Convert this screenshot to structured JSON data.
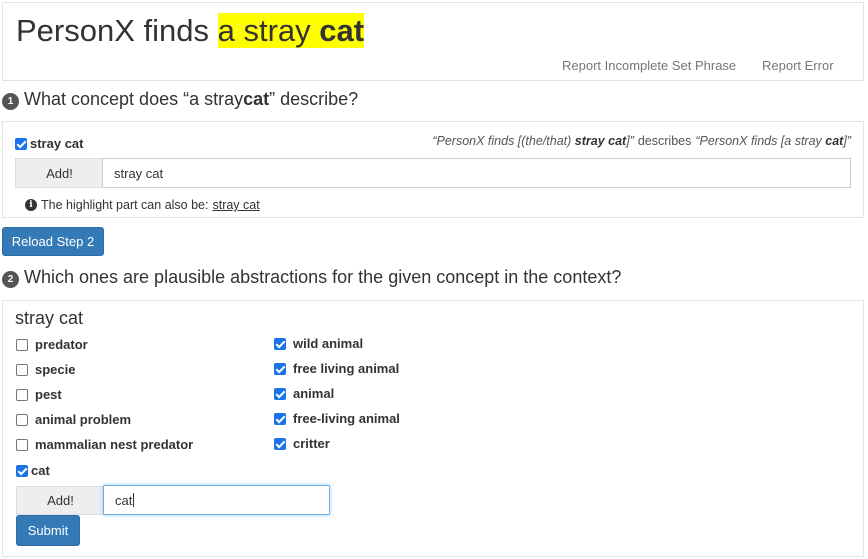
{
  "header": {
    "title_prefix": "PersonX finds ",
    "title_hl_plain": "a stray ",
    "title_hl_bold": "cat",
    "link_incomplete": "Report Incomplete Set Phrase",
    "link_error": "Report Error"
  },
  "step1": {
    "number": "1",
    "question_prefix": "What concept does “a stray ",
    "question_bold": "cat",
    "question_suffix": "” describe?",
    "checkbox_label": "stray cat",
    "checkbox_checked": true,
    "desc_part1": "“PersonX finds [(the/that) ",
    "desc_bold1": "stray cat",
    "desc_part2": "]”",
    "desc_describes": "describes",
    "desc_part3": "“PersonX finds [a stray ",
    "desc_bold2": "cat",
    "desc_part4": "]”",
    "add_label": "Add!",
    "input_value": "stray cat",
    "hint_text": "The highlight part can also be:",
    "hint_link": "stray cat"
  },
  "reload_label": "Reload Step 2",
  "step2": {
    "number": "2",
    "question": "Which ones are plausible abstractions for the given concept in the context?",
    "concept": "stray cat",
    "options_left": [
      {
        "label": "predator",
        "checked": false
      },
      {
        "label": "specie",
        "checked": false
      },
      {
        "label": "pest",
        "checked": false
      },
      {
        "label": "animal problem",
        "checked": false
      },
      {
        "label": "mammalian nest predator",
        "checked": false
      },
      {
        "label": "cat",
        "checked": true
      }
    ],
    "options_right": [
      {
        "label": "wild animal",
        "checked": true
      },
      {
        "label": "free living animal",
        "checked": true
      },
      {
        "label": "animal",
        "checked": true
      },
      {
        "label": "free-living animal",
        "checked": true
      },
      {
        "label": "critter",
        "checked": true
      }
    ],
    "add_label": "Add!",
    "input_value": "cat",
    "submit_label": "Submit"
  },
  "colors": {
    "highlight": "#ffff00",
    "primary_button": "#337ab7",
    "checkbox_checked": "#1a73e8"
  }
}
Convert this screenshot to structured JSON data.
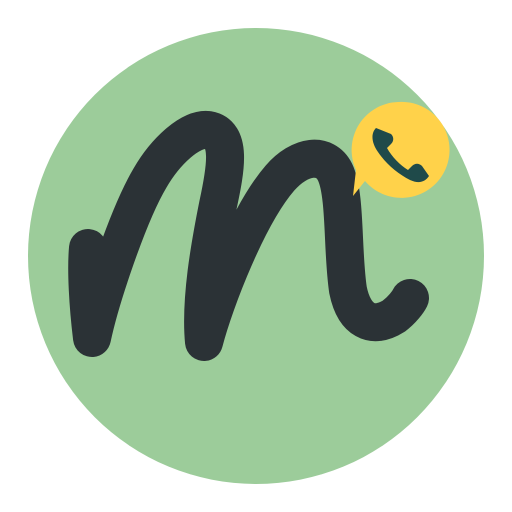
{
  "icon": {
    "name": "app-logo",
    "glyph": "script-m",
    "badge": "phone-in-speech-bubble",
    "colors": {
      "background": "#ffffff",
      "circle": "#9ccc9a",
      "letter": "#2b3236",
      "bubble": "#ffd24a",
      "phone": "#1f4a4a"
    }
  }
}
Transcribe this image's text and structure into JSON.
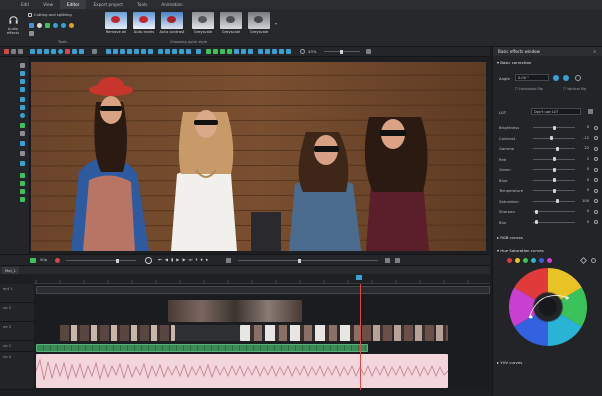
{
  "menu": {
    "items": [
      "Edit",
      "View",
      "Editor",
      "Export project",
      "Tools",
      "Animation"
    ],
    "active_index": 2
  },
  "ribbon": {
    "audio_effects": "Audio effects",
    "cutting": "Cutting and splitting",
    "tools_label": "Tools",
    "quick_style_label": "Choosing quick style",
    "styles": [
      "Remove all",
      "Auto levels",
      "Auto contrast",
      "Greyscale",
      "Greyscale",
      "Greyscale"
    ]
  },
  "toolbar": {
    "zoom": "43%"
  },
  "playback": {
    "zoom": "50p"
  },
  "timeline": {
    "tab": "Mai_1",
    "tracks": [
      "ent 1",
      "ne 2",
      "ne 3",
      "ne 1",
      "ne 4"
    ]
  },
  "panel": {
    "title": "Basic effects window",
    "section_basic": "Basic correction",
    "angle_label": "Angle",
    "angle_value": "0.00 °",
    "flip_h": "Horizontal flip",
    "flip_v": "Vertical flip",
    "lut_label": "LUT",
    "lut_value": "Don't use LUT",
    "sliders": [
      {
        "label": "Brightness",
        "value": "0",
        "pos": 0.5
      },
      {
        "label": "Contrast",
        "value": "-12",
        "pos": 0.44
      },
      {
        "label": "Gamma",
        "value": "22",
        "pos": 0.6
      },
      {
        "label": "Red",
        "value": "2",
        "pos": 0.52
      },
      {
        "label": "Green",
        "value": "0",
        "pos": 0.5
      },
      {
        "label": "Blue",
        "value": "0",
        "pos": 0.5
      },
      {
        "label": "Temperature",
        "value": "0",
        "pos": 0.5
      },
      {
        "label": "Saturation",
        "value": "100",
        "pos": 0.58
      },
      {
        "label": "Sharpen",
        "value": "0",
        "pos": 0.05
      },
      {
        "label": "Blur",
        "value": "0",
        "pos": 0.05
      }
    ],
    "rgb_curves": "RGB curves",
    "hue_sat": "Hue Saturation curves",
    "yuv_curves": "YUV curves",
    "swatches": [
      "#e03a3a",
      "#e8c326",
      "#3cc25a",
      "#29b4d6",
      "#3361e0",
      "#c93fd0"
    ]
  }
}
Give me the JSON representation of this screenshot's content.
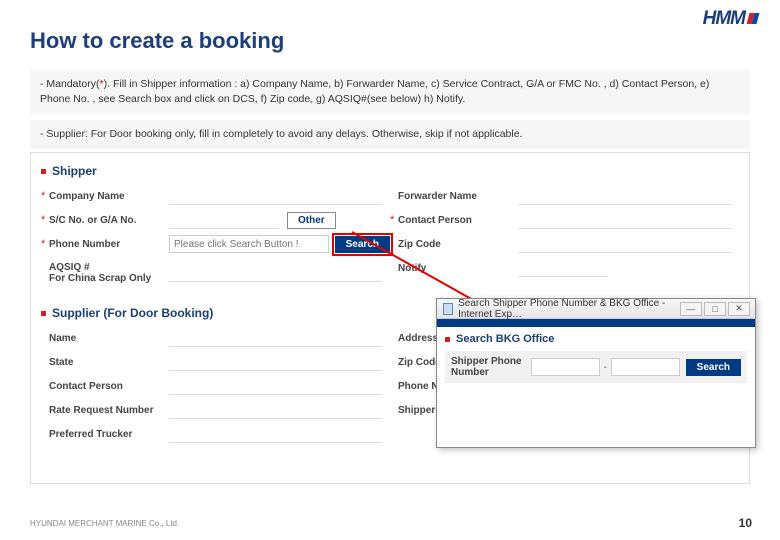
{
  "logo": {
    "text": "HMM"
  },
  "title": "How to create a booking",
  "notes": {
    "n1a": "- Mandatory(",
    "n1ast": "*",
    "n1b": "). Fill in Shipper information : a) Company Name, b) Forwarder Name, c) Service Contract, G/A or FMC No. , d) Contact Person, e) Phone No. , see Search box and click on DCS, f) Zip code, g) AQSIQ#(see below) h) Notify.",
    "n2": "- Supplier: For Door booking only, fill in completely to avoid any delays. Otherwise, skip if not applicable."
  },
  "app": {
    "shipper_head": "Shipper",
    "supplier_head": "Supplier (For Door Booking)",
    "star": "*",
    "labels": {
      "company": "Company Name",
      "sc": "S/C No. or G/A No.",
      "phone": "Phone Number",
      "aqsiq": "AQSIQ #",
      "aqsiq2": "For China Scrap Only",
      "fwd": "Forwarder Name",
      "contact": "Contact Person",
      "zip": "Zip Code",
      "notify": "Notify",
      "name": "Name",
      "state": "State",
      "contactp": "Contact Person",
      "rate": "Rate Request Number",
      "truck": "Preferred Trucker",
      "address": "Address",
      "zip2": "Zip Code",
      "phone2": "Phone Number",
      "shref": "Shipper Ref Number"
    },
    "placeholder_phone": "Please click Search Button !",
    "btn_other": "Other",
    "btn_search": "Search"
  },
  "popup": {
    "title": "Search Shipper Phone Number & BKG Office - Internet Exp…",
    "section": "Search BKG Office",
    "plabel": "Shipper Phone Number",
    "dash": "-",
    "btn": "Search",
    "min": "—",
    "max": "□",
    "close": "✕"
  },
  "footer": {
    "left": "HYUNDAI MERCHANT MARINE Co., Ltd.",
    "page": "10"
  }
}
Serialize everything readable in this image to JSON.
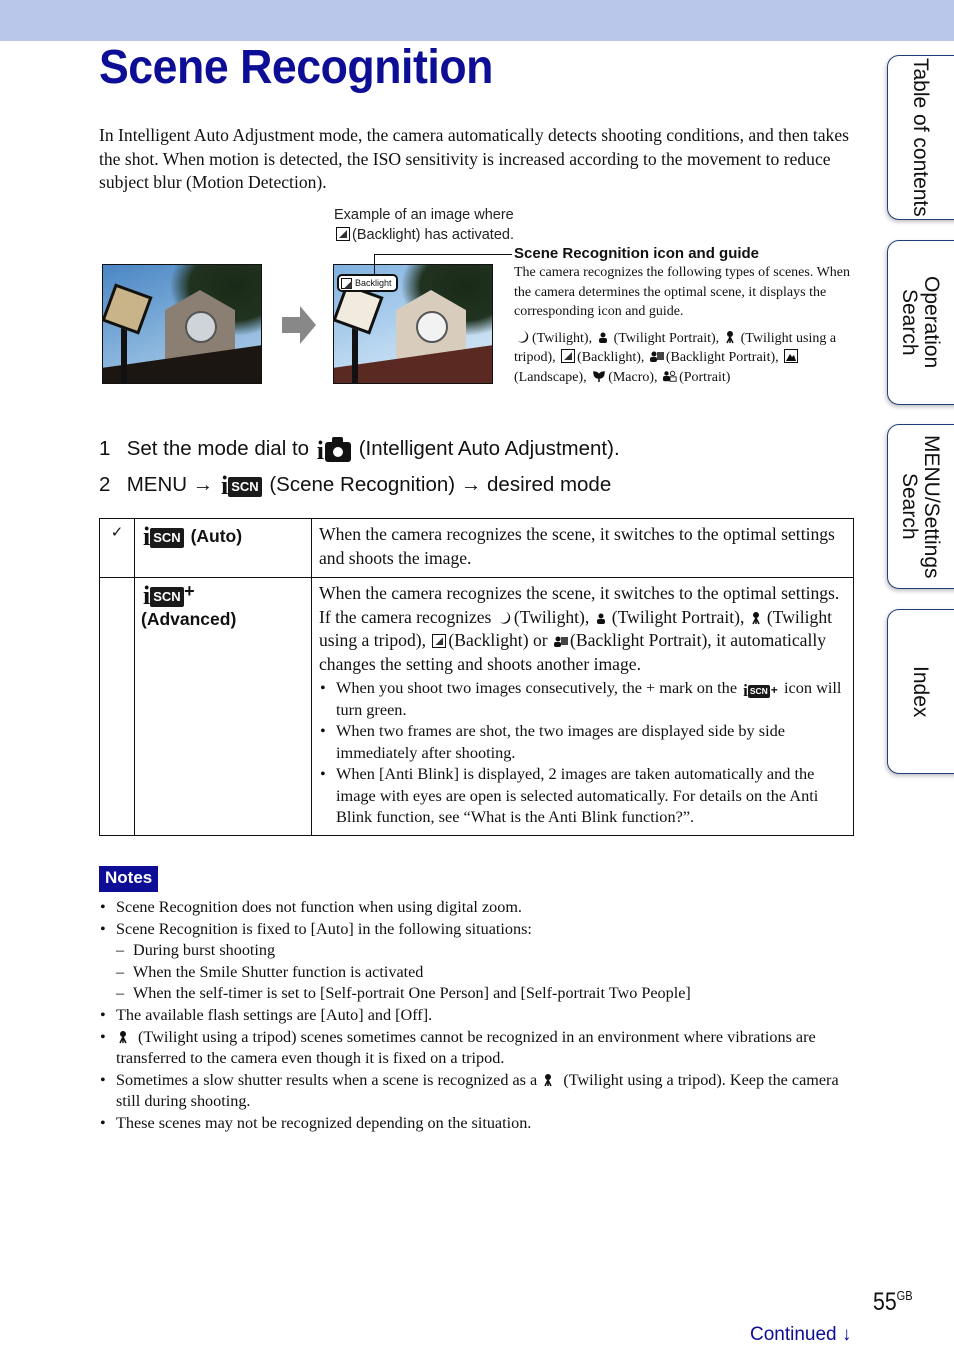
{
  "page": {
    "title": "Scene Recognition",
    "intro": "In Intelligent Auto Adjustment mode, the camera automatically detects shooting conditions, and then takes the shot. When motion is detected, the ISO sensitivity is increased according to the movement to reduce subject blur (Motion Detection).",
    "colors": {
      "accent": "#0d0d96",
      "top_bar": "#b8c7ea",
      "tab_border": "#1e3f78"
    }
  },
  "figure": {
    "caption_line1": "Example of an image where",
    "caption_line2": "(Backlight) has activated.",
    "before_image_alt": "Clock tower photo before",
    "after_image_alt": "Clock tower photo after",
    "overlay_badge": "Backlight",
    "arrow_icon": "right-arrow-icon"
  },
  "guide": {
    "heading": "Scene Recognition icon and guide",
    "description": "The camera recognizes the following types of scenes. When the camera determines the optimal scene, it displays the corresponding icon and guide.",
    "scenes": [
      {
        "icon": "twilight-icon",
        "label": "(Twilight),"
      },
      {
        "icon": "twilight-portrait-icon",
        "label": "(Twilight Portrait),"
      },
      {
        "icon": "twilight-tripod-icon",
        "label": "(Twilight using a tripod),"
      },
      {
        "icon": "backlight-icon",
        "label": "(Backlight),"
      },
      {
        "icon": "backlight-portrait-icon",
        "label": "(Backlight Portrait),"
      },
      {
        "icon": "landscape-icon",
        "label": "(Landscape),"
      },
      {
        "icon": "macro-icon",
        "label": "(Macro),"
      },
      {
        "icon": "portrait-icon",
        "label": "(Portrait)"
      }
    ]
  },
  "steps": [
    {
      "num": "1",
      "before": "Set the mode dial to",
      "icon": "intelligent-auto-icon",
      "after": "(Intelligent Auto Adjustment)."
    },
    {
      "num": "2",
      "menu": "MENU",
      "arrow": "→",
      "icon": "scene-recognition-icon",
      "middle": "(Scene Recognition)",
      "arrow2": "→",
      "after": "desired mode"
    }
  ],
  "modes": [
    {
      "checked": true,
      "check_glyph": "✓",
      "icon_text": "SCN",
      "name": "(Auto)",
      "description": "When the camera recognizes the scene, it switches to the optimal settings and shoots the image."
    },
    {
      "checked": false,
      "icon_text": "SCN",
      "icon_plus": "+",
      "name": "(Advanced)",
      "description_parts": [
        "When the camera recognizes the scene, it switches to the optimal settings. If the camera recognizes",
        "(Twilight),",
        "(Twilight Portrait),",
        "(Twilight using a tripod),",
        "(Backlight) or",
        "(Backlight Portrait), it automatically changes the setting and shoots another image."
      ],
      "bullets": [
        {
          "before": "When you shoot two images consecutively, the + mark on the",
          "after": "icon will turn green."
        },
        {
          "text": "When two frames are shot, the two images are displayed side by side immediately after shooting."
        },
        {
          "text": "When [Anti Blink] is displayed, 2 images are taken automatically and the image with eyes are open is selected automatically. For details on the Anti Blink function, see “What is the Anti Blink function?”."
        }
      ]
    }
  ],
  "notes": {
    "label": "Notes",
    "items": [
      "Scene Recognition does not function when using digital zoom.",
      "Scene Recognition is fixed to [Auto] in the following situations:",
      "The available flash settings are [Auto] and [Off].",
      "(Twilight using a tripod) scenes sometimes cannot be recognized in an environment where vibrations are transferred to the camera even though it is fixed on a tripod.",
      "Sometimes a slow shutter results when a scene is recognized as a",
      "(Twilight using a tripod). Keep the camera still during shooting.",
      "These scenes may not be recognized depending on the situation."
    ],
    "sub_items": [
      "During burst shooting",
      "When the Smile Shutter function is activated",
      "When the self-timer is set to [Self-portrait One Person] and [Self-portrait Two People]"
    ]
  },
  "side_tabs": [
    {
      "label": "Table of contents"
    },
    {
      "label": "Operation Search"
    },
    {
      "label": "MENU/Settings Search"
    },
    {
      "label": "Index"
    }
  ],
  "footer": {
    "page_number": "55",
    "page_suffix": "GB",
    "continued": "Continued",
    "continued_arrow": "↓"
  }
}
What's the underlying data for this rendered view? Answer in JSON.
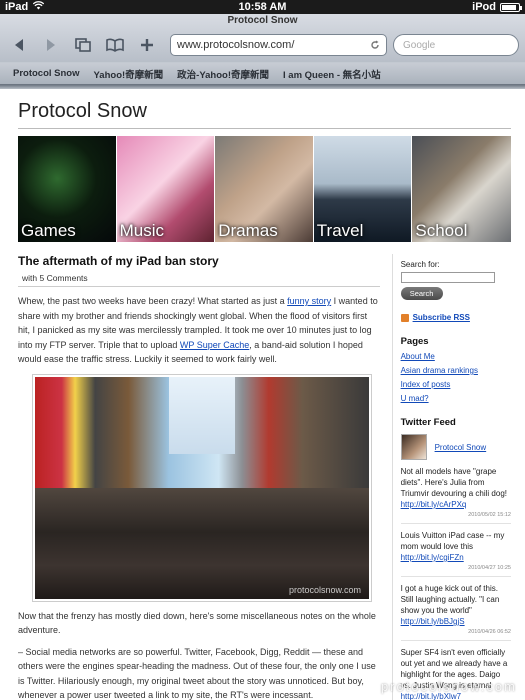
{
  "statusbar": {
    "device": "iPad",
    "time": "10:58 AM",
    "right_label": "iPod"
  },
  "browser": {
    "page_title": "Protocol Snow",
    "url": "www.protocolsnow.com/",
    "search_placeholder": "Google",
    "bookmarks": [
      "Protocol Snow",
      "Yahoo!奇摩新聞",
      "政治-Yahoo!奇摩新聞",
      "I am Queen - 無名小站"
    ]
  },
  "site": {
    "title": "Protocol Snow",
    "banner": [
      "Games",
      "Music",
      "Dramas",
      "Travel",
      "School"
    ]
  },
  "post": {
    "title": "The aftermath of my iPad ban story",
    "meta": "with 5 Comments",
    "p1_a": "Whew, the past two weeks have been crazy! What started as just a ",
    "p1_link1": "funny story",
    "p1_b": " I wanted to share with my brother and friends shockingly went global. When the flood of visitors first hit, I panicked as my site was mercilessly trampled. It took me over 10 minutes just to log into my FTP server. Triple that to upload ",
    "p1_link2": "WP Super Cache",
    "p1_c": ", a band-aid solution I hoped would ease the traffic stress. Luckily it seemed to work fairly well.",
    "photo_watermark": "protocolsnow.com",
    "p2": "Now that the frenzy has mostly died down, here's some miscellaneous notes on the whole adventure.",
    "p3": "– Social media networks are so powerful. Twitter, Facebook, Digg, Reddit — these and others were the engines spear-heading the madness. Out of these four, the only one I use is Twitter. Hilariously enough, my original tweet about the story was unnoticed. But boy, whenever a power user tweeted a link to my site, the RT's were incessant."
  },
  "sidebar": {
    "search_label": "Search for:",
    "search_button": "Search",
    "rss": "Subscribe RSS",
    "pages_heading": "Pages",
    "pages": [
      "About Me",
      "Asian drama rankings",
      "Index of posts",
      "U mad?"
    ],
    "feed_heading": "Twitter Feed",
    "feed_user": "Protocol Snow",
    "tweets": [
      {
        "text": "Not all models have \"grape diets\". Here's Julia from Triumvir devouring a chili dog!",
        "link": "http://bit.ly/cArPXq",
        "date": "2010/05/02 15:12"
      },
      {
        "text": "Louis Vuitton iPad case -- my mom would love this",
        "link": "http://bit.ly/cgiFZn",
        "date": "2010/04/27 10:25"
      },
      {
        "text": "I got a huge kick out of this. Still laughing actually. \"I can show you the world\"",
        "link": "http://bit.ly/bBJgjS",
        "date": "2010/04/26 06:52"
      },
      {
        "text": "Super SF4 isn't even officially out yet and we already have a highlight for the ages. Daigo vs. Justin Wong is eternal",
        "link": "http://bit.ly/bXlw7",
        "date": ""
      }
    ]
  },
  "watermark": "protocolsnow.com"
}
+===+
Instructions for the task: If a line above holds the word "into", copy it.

Your solution:
Transcribe this image's text and structure into JSON.
    "p1_b": " I wanted to share with my brother and friends shockingly went global. When the flood of visitors first hit, I panicked as my site was mercilessly trampled. It took me over 10 minutes just to log into my FTP server. Triple that to upload ",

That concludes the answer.